  • Doocy then noted that “this time they’re actually checking credentials” and that one of the “leaders” of the caravan had an outstanding warrant for rape — which has an odd ring of Donald Trump’s now infamous campaign speech calling Mexicans “rapists.”
  • From there, the show continued to be a right wing celebration, with the hosts handing out food from Chick-Fil-A, a fast food restaurant with conservative ownership and a checkered past of donating to anti-LGBTQ groups.
  • Justice with Judge Jeanine” host Jeanine Pirro was also brought in to take live questions from the audience.

  • The show also included a performance of “God Bless America” — during which most of the audience stood.
  • Internet stars turned Fox Nation hosts “Diamond” and “Silk” were also in the audience to give their thoughts on the day’s events.

  • Fox PR sent out a notice to the media alerting them of the audience-driven show, which included a short transcript of the banter at the start of the show — but notably left cut off as soon as talk of the caravan started and did not mention any of the other events on the show.
  • The co-hosts also acknowledged that the show has done “diner” shows as well as a live edition from “Fox Square” that had an audience component, but this is the first edition of the show to use the format in a permanent Fox studio.
  • The show’s test of an audience comes as news that, while “Fox & Friends” continued its dominance in the ratings in 2018, it’s audience shrank.

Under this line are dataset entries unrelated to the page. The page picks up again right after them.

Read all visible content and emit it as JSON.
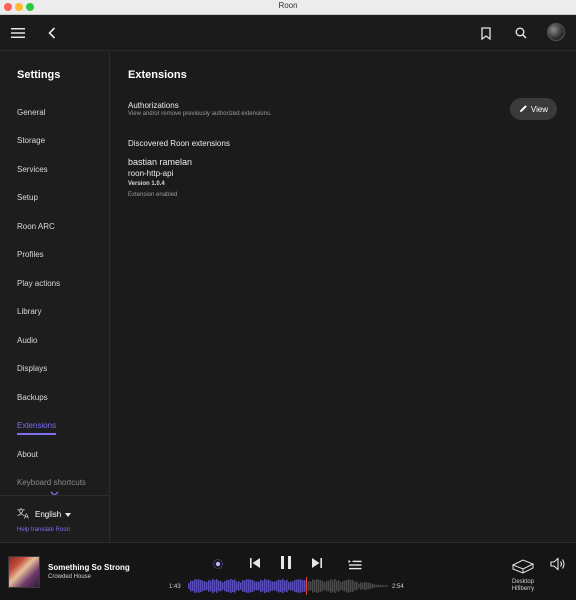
{
  "window": {
    "title": "Roon"
  },
  "topbar": {
    "menu_icon": "hamburger-menu-icon",
    "back_icon": "chevron-left-icon",
    "bookmark_icon": "bookmark-icon",
    "search_icon": "search-icon",
    "avatar_icon": "profile-avatar"
  },
  "sidebar": {
    "title": "Settings",
    "items": [
      {
        "label": "General"
      },
      {
        "label": "Storage"
      },
      {
        "label": "Services"
      },
      {
        "label": "Setup"
      },
      {
        "label": "Roon ARC"
      },
      {
        "label": "Profiles"
      },
      {
        "label": "Play actions"
      },
      {
        "label": "Library"
      },
      {
        "label": "Audio"
      },
      {
        "label": "Displays"
      },
      {
        "label": "Backups"
      },
      {
        "label": "Extensions"
      },
      {
        "label": "About"
      },
      {
        "label": "Keyboard shortcuts"
      }
    ],
    "active_item": "Extensions",
    "language": "English",
    "help_link": "Help translate Roon"
  },
  "main": {
    "title": "Extensions",
    "authorizations": {
      "title": "Authorizations",
      "subtitle": "View and/or remove previously authorized extensions.",
      "button_label": "View"
    },
    "discovered_title": "Discovered Roon extensions",
    "extension": {
      "author": "bastian ramelan",
      "name": "roon-http-api",
      "version": "Version 1.0.4",
      "status": "Extension enabled"
    }
  },
  "player": {
    "track_title": "Something So Strong",
    "artist": "Crowded House",
    "elapsed": "1:43",
    "total": "2:54",
    "progress": 0.59,
    "zone": {
      "line1": "Desktop",
      "line2": "Hifiberry"
    }
  },
  "colors": {
    "accent": "#7c6ff0",
    "background": "#1b1b1b",
    "waveform_played": "#5a4fb8",
    "waveform_remaining": "#4a4a4a",
    "playhead": "#e0413c"
  }
}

  • Broadcast competitors “Good Morning America” and “Today” have also experimented with studio and outdoor audience segments more in the past year.